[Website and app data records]
--- START ---

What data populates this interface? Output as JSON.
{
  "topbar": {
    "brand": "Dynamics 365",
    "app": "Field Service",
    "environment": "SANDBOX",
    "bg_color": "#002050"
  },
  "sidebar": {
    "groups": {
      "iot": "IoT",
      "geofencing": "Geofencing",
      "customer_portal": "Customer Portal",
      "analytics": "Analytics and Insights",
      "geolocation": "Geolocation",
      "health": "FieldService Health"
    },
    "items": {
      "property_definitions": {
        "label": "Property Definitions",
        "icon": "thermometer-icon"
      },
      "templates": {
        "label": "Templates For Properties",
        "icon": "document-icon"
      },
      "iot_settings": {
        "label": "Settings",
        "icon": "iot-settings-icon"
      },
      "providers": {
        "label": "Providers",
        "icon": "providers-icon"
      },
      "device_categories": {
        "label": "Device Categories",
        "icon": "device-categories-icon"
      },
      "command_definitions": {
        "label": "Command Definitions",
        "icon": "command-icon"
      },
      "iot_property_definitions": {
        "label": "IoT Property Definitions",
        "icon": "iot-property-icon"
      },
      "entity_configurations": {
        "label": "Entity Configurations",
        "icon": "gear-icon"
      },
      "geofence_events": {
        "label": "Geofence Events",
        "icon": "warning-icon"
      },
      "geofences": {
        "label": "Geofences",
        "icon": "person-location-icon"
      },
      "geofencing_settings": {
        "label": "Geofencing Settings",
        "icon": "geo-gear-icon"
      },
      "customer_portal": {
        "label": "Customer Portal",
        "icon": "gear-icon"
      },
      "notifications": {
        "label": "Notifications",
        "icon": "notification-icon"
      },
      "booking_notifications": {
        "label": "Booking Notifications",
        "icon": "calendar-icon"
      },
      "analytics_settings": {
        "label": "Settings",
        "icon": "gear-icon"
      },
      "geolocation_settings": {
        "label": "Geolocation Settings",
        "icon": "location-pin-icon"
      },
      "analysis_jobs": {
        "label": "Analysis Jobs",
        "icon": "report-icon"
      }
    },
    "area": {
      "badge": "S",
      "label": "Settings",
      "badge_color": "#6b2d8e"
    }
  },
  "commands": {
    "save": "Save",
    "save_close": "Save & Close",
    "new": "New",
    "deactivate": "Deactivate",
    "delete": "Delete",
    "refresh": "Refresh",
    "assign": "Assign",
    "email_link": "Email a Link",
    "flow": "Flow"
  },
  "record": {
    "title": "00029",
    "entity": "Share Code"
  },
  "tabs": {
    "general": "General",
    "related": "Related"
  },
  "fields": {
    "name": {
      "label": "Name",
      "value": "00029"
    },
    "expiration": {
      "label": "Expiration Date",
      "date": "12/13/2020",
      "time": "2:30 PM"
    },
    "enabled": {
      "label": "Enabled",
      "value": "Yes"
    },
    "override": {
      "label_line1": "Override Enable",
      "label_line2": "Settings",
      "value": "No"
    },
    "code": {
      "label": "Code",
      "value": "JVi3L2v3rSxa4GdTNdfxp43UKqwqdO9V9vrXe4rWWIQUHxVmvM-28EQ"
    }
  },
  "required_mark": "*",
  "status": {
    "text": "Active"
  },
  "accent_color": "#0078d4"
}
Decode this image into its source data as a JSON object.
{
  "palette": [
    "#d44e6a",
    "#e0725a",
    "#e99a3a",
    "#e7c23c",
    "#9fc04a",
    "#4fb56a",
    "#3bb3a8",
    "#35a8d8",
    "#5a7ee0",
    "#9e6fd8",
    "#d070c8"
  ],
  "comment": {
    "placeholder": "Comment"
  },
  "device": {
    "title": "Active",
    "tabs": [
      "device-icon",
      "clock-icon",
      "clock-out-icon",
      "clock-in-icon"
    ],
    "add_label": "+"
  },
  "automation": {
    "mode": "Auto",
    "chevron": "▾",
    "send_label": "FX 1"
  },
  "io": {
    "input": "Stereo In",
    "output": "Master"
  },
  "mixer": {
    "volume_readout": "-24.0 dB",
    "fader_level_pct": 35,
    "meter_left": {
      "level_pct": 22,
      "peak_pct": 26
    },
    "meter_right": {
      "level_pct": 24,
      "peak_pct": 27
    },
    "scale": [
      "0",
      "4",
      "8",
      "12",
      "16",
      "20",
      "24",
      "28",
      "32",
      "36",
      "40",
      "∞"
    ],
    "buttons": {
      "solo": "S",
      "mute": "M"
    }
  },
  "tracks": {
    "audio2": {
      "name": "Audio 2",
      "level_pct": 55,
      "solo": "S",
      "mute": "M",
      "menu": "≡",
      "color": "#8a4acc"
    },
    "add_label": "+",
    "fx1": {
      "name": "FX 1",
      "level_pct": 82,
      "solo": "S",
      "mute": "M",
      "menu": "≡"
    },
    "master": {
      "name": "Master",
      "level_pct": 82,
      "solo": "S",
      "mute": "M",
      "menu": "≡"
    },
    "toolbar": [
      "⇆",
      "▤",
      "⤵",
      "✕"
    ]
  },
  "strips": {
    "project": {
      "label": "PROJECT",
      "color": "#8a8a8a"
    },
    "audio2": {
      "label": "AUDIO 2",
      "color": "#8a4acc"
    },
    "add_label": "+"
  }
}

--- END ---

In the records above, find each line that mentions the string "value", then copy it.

■ Worked solution:
      "value": "00029"
      "value": "Yes"
      "value": "No"
      "value": "JVi3L2v3rSxa4GdTNdfxp43UKqwqdO9V9vrXe4rWWIQUHxVmvM-28EQ"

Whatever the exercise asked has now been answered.